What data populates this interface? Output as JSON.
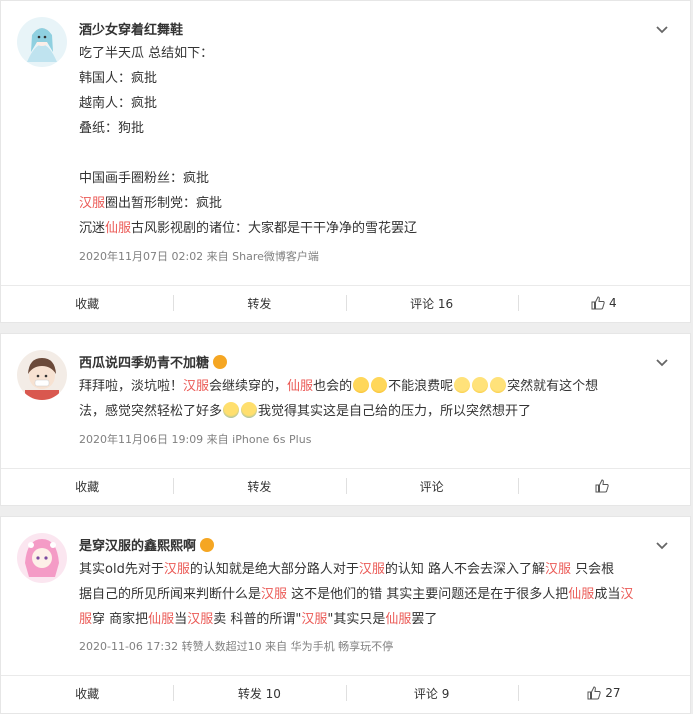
{
  "comments": [
    {
      "username": "酒少女穿着红舞鞋",
      "lines": [
        [
          {
            "t": "吃了半天瓜 总结如下："
          }
        ],
        [
          {
            "t": "韩国人：疯批"
          }
        ],
        [
          {
            "t": "越南人：疯批"
          }
        ],
        [
          {
            "t": "叠纸：狗批"
          }
        ],
        [
          {
            "t": ""
          }
        ],
        [
          {
            "t": "中国画手圈粉丝：疯批"
          }
        ],
        [
          {
            "t": "汉服",
            "hl": true
          },
          {
            "t": "圈出暂形制党：疯批"
          }
        ],
        [
          {
            "t": "沉迷"
          },
          {
            "t": "仙服",
            "hl": true
          },
          {
            "t": "古风影视剧的诸位：大家都是干干净净的雪花罢辽"
          }
        ]
      ],
      "meta": "2020年11月07日 02:02   来自 Share微博客户端",
      "actions": {
        "collect": "收藏",
        "repost": "转发",
        "comment": "评论 16",
        "like": "4"
      }
    },
    {
      "username": "西瓜说四季奶青不加糖",
      "lines": [
        [
          {
            "t": "拜拜啦，淡坑啦！"
          },
          {
            "t": "汉服",
            "hl": true
          },
          {
            "t": "会继续穿的，"
          },
          {
            "t": "仙服",
            "hl": true
          },
          {
            "t": "也会的"
          },
          {
            "emo": "laugh"
          },
          {
            "emo": "laugh"
          },
          {
            "t": "不能浪费呢"
          },
          {
            "emo": "smile"
          },
          {
            "emo": "smile"
          },
          {
            "emo": "smile"
          },
          {
            "t": "突然就有这个想"
          }
        ],
        [
          {
            "t": "法，感觉突然轻松了好多"
          },
          {
            "emo": "cry"
          },
          {
            "emo": "cry"
          },
          {
            "t": "我觉得其实这是自己给的压力，所以突然想开了"
          }
        ]
      ],
      "meta": "2020年11月06日 19:09   来自 iPhone 6s Plus",
      "actions": {
        "collect": "收藏",
        "repost": "转发",
        "comment": "评论",
        "like": ""
      }
    },
    {
      "username": "是穿汉服的鑫熙熙啊",
      "lines": [
        [
          {
            "t": "其实old先对于"
          },
          {
            "t": "汉服",
            "hl": true
          },
          {
            "t": "的认知就是绝大部分路人对于"
          },
          {
            "t": "汉服",
            "hl": true
          },
          {
            "t": "的认知 路人不会去深入了解"
          },
          {
            "t": "汉服",
            "hl": true
          },
          {
            "t": " 只会根"
          }
        ],
        [
          {
            "t": "据自己的所见所闻来判断什么是"
          },
          {
            "t": "汉服",
            "hl": true
          },
          {
            "t": " 这不是他们的错 其实主要问题还是在于很多人把"
          },
          {
            "t": "仙服",
            "hl": true
          },
          {
            "t": "成当"
          },
          {
            "t": "汉",
            "hl": true
          }
        ],
        [
          {
            "t": "服",
            "hl": true
          },
          {
            "t": "穿 商家把"
          },
          {
            "t": "仙服",
            "hl": true
          },
          {
            "t": "当"
          },
          {
            "t": "汉服",
            "hl": true
          },
          {
            "t": "卖 科普的所谓\""
          },
          {
            "t": "汉服",
            "hl": true
          },
          {
            "t": "\"其实只是"
          },
          {
            "t": "仙服",
            "hl": true
          },
          {
            "t": "罢了"
          }
        ]
      ],
      "meta": "2020-11-06 17:32   转赞人数超过10   来自 华为手机 畅享玩不停",
      "actions": {
        "collect": "收藏",
        "repost": "转发 10",
        "comment": "评论 9",
        "like": "27"
      }
    }
  ],
  "colors": {
    "highlight": "#eb5a56",
    "meta": "#808080"
  }
}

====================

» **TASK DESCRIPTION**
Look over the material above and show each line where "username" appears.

» **ANSWER**
      "username": "酒少女穿着红舞鞋",
      "username": "西瓜说四季奶青不加糖",
      "username": "是穿汉服的鑫熙熙啊",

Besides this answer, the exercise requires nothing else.